Health Department confirms first case of West Nile Virus in Shelby County

MEMPHIS, Tenn. — The Shelby County Health Department has confirmed the first human case of the West Nile Virus in Shelby County.

Health officials say they’ve been finding infected mosquitoes in the county for weeks, but this is the first human case this year.

The health department won’t release much information about the victim in this case, including his age or in which part of the county he lives, but health officials are warning everyone to take steps now to protect yourself and your family.

Our unseasonably warm winter forced the health department to begin spraying for mosquitoes earlier than usual this year, in February, but even that head-start couldn’t protect everyone from the pests that carry the dangerous virus.

Health officials say a man who works outdoors contracted the disease.

“We’ve had positive pools all over the county for weeks, but this is the first person who’s come down ill with the disease,” said David Sweat, chief of epidemiology for the Shelby County Health Department.

Of course, people who spend a lot of time outside are more likely to be bitten and therefore more at risk for West Nile.

Construction worker Brad Harmon deals with the pests every day.

“Man they’re annoying,” he said. “I would say they’re more annoying at home, just trying to enjoy a night out or an evening. Even when we get the yard sprayed, we’re pretty much locked in the house. They’re bad.”

Since 2002, dozens of people in Shelby County have contracted the virus, and 14 have died.

But health officials say those numbers have dramatically decreased over the years thanks to its Vector Control Program. Every day, depending on the weather, crews treat and spray the worst areas with an insecticide that kills the pests.

“We’ve definitely reduced the number of cases in Shelby County by about 40 percent over what it used to be, and so that’s an example of an investment in prevention that works,” Sweat said.

He says 80 percent of people who become infected with West Nile don’t even have symptoms, some will feel like they’re coming down with the flu, and for others, the virus can be extremely dangerous and even deadly.

“My wife is due in about four weeks, so I definitely don’t like to hear that at all,” Harmon said. “We’re just gonna keep everybody inside.”

Experts say the best way to protect yourself is to remember the four Ds:

  • Defend yourself with bug spray that has the ingredient Deet
  • Dress in long sleeves
  • Dusk and dawn are when mosquitoes are most active, so stay inside if you can
  • Drain any standing water around your home

Symptoms include fever, headache and body aches.
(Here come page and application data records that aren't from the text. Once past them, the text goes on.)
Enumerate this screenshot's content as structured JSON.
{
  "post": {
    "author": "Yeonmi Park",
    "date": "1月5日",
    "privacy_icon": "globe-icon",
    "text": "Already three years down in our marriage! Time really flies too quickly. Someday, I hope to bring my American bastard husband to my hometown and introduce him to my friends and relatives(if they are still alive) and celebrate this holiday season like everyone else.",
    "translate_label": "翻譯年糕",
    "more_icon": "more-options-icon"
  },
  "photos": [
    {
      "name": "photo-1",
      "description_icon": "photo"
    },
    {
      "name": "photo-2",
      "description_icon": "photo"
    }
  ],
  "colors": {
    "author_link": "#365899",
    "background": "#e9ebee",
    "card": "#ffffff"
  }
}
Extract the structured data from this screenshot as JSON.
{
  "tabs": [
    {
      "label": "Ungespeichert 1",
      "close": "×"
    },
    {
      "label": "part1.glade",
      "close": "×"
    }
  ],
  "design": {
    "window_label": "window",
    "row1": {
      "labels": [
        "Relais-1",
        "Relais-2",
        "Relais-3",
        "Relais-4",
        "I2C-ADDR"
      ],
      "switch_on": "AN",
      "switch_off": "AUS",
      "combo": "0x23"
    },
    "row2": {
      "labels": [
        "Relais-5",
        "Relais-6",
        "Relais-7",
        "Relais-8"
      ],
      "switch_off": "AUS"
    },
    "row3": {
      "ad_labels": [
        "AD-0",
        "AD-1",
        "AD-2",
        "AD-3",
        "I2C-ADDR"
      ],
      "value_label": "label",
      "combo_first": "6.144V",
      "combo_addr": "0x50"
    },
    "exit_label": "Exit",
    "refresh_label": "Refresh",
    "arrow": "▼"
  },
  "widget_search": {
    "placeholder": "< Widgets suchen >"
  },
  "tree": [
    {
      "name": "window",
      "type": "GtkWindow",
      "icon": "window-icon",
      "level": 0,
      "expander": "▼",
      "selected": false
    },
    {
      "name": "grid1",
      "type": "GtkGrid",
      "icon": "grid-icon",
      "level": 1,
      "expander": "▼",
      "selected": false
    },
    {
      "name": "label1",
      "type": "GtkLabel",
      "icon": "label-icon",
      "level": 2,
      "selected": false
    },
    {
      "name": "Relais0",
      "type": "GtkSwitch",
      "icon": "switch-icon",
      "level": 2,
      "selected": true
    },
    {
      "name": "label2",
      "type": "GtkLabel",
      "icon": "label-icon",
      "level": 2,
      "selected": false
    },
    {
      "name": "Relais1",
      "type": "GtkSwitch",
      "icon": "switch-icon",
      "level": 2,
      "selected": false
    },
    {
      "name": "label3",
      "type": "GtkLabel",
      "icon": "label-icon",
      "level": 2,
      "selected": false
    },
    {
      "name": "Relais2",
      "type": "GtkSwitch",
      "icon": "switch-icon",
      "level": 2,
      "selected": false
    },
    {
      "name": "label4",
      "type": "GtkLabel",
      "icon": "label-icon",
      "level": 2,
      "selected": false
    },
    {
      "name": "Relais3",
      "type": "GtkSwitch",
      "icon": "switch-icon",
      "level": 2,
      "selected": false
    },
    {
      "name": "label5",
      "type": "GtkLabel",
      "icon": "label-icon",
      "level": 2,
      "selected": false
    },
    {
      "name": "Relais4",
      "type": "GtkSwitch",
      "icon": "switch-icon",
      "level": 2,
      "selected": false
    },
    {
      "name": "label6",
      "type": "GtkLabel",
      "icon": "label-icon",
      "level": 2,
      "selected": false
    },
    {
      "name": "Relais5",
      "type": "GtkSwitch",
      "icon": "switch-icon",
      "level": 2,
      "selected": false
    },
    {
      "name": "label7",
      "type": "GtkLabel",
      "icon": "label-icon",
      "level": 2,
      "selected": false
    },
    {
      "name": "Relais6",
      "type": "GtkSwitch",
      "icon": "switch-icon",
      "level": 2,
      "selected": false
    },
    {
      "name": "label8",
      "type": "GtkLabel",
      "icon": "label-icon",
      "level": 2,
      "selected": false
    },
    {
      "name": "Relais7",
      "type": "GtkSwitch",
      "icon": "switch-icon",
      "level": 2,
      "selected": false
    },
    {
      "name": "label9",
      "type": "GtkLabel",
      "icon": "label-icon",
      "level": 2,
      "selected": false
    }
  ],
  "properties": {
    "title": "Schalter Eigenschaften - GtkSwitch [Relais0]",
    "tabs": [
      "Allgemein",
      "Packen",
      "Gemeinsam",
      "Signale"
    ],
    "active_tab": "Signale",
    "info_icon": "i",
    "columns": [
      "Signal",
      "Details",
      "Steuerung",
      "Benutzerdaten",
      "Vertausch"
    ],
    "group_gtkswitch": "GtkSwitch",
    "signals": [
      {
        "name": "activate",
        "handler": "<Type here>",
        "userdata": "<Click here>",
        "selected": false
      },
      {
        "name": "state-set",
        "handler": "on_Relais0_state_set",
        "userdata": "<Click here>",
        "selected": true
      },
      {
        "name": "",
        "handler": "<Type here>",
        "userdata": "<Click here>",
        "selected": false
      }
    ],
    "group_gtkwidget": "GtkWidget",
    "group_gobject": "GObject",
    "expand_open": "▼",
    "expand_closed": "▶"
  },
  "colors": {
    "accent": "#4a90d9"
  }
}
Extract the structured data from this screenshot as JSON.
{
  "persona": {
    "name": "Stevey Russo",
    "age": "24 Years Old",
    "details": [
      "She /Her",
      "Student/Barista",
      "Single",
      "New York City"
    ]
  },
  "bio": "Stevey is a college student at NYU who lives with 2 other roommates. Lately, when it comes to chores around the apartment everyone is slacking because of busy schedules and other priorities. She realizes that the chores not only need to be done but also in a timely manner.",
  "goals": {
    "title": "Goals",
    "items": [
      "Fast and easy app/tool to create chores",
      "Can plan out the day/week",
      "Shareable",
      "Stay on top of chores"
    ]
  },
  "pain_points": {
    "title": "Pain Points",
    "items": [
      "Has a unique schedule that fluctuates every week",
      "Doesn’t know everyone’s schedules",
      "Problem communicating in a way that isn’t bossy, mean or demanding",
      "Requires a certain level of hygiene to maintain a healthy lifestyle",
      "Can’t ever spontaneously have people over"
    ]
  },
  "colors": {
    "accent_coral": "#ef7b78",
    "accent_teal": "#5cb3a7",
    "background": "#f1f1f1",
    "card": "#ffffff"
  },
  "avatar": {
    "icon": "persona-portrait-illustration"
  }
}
More severe symptoms can include a high fever, neck stiffness, stupor, disorientation, coma or convulsions.